The Centers for Disease Control and Prevention (“CDC”) recently issued guidance applicable to “critical infrastructure workers,” and safety precautions employers should take when those workers are potentially exposed to COVID-19.

The CDC has generally recommended that any individual who has recently been in close contact with a person with COVID-19 (someone in their household or family member) should “self-quarantine” at home for at least 14 days, self-monitor for symptoms consistent with COVID-19, and check his or her temperature twice a day. Some employers have been applying this guidance to their employees, instructing any employee with a potential exposure to self-quarantine at home for 14 days.

Recognizing that certain essential businesses and functions need to continue operating even during the pandemic, the CDC has now updated its guidance for “critical infrastructure workers,” as defined by the Department of Homeland Security’s Cybersecurity and Infrastructure Security Agency (“CISA”). Personnel (including contracted vendors) in 16 different sectors of work are considered “critical,” including:

  • Federal, state, & local law enforcement;
  • 911 call center employees;
  • Janitorial staff and other custodial staff; and
  • Other designated workers in the following sectors: chemical, commercial facilities, communications, critical manufacturing, dams, defense industrial base, emergency services, energy, financial services, food and agriculture, government facilities, healthcare and public health, information technology, nuclear reactors, materials and waste, transportation systems, and water and wastewater.

Under the new guidance, critical infrastructure workers may be permitted to continue working following a potential exposure to COVID-19. A potential exposure means being in a household or having close contact (within 6 feet) with an individual with confirmed or suspected COVID-19, while the individual is symptomatic or within 48 hours before symptoms appeared.

If your employees are “critical infrastructure workers” and are still reporting to work at their usual office or workplace, you may require an employee with a potential exposure to COVID-19 to continue reporting to work as long as the employee remains asymptomatic.
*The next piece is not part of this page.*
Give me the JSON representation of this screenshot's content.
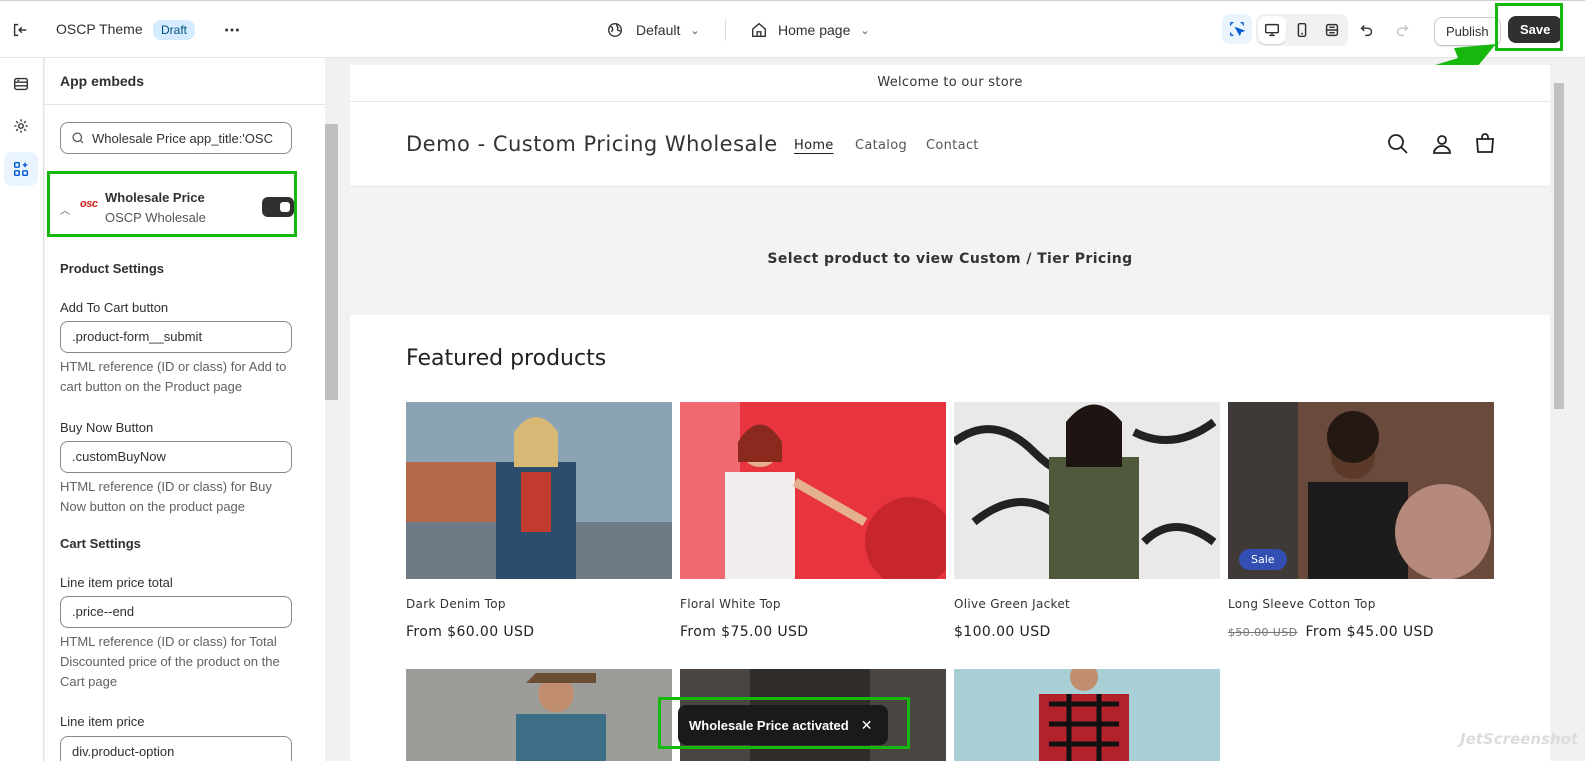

The CDC recommends that any employee who has had a potential exposure but remains asymptomatic should self-monitor his/her symptoms, and further recommends that employers implement the following practices:

  • Perform a temperature screening before an employee enters an office or workplace and assess employees’ symptoms prior to them starting work (For more information regarding temperature screening protocols, see BCLP’s blog posts on the subject here and here);
  • Require asymptomatic employees to self-monitor and report symptoms under the supervision of an employer’s occupational health program;
  • Require employees to wear a mask/face covering in the workplace for 14 days after potential exposure to COVID-19 (employer-issued or employee-supplied);
  • Encourage employees to maintain social distancing (six feet apart), as work duties permit; and
  • Clean and disinfect work spaces and common areas, including bathrooms and break rooms.

If the employee with potential exposure displays symptoms of COVID-19, the employee should be sent home immediately.  Surfaces in their workspace should be cleaned and disinfected.  Information on persons who had contact with the sick employee during the time the employee had symptoms and 2 days prior to symptoms should be compiled.  Others at the facility with close contact within 6 feet of the employee during this time would be considered exposed.

CDC guidance is not binding.  Therefore, employers should comply with applicable state and/or local “shelter in place” (or similar) orders, even if those orders do not mirror the CDC’s recommendations.  For example, Washington has issued guidance substantially similar to the CDC guidance, but with important additional recommendations, such as keeping workers on the same shifts to limit the number of different people with whom they interact, and conducting safety and other meetings by telephone or video conferencing rather than in person.

By contrast, Minnesota has issued its own guidance recommending that even critical infrastructure workers with a potential exposure should be sent home and subject to self-quarantine for 14 days, unless an employer has “determined that excluding COVID-19-exposed workers from the workplace would represent a crisis for the continuity of critical operations.” State and local public health authorities are changing their own guidance regularly, which is why it is critical to review such orders and guidance if you plan to allow “potentially exposed,” asymptomatic employees to continue reporting to work.

The COVID-19 pandemic and its impact on the workplace is rapidly evolving.  Employers should regularly consult with legal counsel, the CDC website, and state and local health departments to ensure that they have the most up-to-date information and guidance.

BCLP has assembled a COVID-19 HR and Labor & Employment taskforce to assist clients with labor and employment issues across various jurisdictions. You can contact the taskforce at: COVID-19HRLabour&EmploymentIssues@bclplaw.com.   You can also view other thought leadership, guidance, and helpful information on our dedicated COVID-19 / Coronavirus resources page at https://www.bclplaw.com/en-GB/topics/covid-19/coronavirus-covid-19-resources.html